Gerald “Dusty” Woodburn, 52, died in the incident; no one else was injured.
VERMONT — Vermonters are watching with bated breath as lawmakers in Washington, D.C., debate the next Farm Bill, a law renewed every five years that defines federal agricultural spending and legislation.
Or rather, Vermonters are trying to watch. Even those keeping tabs on the process, however, say they have little idea of what’s being discussed behind closed doors.
MIDDLEBURY — Middlebury police during the evening of Wednesday, Nov. 16, investigated complaints about a man distributing racist literature to passersby and storeowners in the Marble Works shopping complex.
Investigating police officer Kristine Bowdish said a local man had been passing out stickers that evening bearing three different racist messages, including, “Enough! Whites: let’s start taking back America now!” and “Stop Immigration! Non-whites are turning America into a Third World slum.”
VERMONT — A new Vermont State Police policy seeks to separate federal immigration enforcement and local policing, placing Vermont’s policies in stark contrast with states across the country that are seeking to clamp down on immigration violations.
MIDDLEBURY — Though they are separated by many miles, the Counter family remains a tight-knit bunch. So when Betty Counter, 87, had a medical issue that was going to prevent her from attending her granddaughter Cara’s Oct. 29 wedding in San Francisco, she was devastated.
“I wanted to go so bad, but it’s such a long way,” Betty, a longtime Middlebury resident, said on Monday as she convalesced at Helen Porter Healthcare and Rehabilitation.
BRISTOL — A recent string of Bristol burglaries has many townspeople worried. But there may be something that Bristol Police District residents can do.

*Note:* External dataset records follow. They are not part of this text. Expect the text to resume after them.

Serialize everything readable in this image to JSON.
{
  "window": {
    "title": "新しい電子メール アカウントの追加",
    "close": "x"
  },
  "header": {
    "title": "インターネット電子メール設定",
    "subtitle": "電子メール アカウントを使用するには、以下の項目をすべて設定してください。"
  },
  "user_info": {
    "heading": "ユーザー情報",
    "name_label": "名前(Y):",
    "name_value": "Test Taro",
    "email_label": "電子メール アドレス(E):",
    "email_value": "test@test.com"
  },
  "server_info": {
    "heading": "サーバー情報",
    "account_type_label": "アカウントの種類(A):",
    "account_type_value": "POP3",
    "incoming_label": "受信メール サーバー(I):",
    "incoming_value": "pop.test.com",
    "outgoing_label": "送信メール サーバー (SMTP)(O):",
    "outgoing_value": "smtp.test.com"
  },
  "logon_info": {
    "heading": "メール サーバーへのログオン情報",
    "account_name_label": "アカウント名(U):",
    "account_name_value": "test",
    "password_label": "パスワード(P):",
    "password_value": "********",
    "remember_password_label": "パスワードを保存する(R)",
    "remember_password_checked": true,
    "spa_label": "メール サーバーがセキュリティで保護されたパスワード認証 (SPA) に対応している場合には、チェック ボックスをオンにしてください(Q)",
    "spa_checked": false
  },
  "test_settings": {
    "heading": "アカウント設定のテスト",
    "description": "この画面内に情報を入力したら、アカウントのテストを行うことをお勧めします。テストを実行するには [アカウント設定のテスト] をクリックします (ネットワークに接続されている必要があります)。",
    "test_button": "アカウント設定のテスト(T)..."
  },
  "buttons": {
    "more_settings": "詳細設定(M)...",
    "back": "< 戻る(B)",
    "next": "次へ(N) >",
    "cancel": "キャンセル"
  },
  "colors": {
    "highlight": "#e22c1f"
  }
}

Police Chief Kevin Gibbs said the unusual increase in burglaries is perhaps double what it was last year, though he hadn’t yet quantified the change. He pointed to a rising demand for heroin in Bristol and a short-staffed police department as reasons contributing to this increase.